This post appears here courtesy of the Civitas Institute
. The author of this post is Ray Nothstine
While many experts expect President Donald Trump to nominate Amy Coney Barrett
or Barbara Lagoa
to fill Justice Ruth Bader Ginsburg's seat on the U.S. Supreme Court, Allison Jones Rushing
is a dark horse candidate who hails from North Carolina. Rushing, 38, was included in Trump's original list of future nominees unveiled by the president on September 9
and is on a final shortlist of women to replace the recently deceased Ginsburg. Trump has declared
his intention to announce a woman to fill the vacancy on September 26, 2020.
Confirmed as a federal judge on the District Court of Appeals for the Fourth Circuit in 2019, Rushing keeps her chambers in Asheville. She is currently the youngest federal appeals court judge in the entire nation, a fact some believe may diminish her chances at the nomination this go around.
Rushing was born and raised in Western North Carolina, growing up in East Flat Rock. Her parents both taught public school and Rushing herself attended public schools from kindergarten through high school. Rushing said her love for the law developed during the Wade Edwards Mock Trial Program in the North Carolina schools.
She attended Wake Forest University and Duke Law School. She joked during a 2019 speech
in Asheville that, "I was first a Demon Deacon at Wake Forest University and during a dramatic conversion became a Blue Devil at Duke University."
When asked by Louisiana Sen. John Kennedy (R) what her biggest failure in life happened to be during her senate confirmation hearings
in 2018, Rushing cited her lack of athleticism and prowess in sports. Her response is a sign that her law career has undoubtedly worked out well and she has long been considered a rising star in the legal profession. Rushing did note the challenges of balancing career and family life in her hearings as well. She is married with one young son.
Rushing may be one of the most conservative jurists being considered for the high court. She has been a member of the Federalist Society since 2012 and received no votes from Democrats during her 2019 confirmation vote. Democrats and many on the Left have attacked her for interning at the Alliance Defending Freedom, a Christian legal non-profit that has won numerous religious liberty cases at the U.S. Supreme Court over the last decade.

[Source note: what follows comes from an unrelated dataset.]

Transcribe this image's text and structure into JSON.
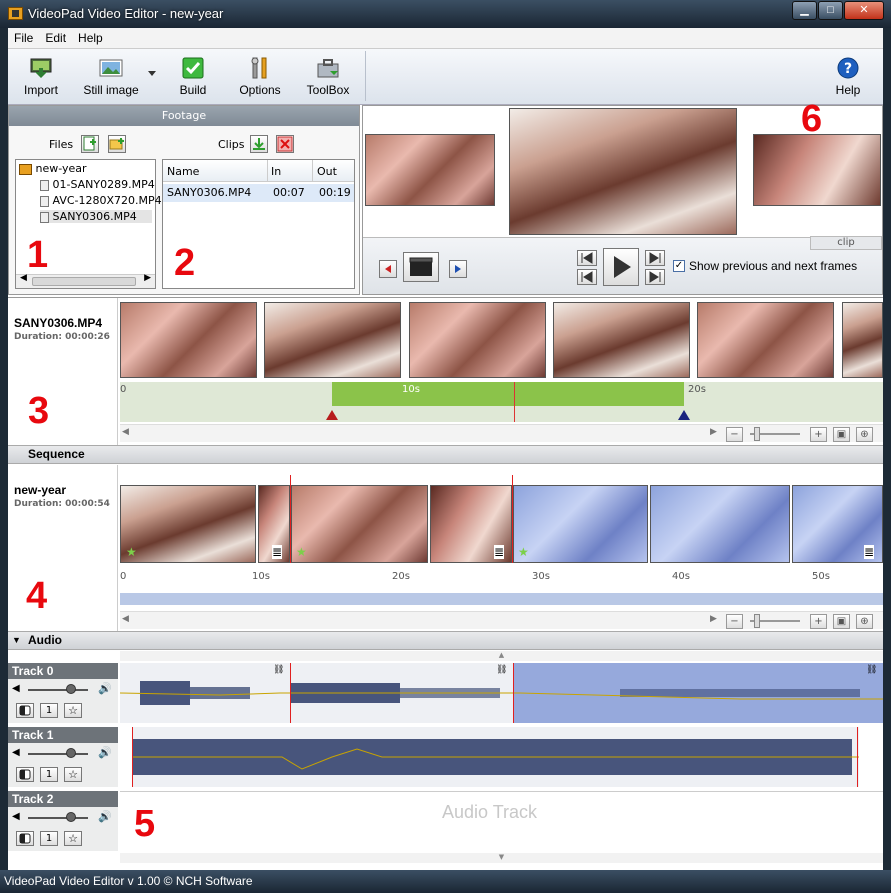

Rushing has clerked for both Justice Clarence Thomas and Neil Gorsuch when he was on the U.S. Court of Appeals for the 10th Circuit. Thomas is often cited as the most conservative justice on the Supreme Court. After that, she was a partner at the prestigious Williams & Connolly law firm in Washington D.C. before being appointed and confirmed to the federal bench.
Given her relative youth, she was asked by Sen. Kennedy why she was qualified as opposed to her more senior colleagues at her firm for this position and she stated, "My experience in the federal courts of appeals and Supreme Court is why I'm qualified." Overall, the American Bar Association rated her as qualified for the post, which is not as high as their "well qualified" rating. A minority on the committee did rate Rushing "well qualified."
In her introduction
to her vote before the U.S. Senate, Sen. Thom Tillis called her "one of the fast-rising stars in the legal profession."
Tyler Brooks, a Raleigh area attorney, was a classmate of Rushing's at Wake Forest. "I knew Allison Jones Rushing during her time at Wake Forest, when we were both undergraduate students there,"
says Brooks. "She was always known as a smart, kind, and hardworking student with an exceptional talent for music. I can't imagine how anyone could ever utter a negative word against her."
Even if Rushing is passed over this time, there is little doubt she will be a strong contender for the high court again if Trump is reelected and another seat opens up. However, if she is nominated and confirmed, there is the potential that she could be the longest serving Supreme Court justice in American history.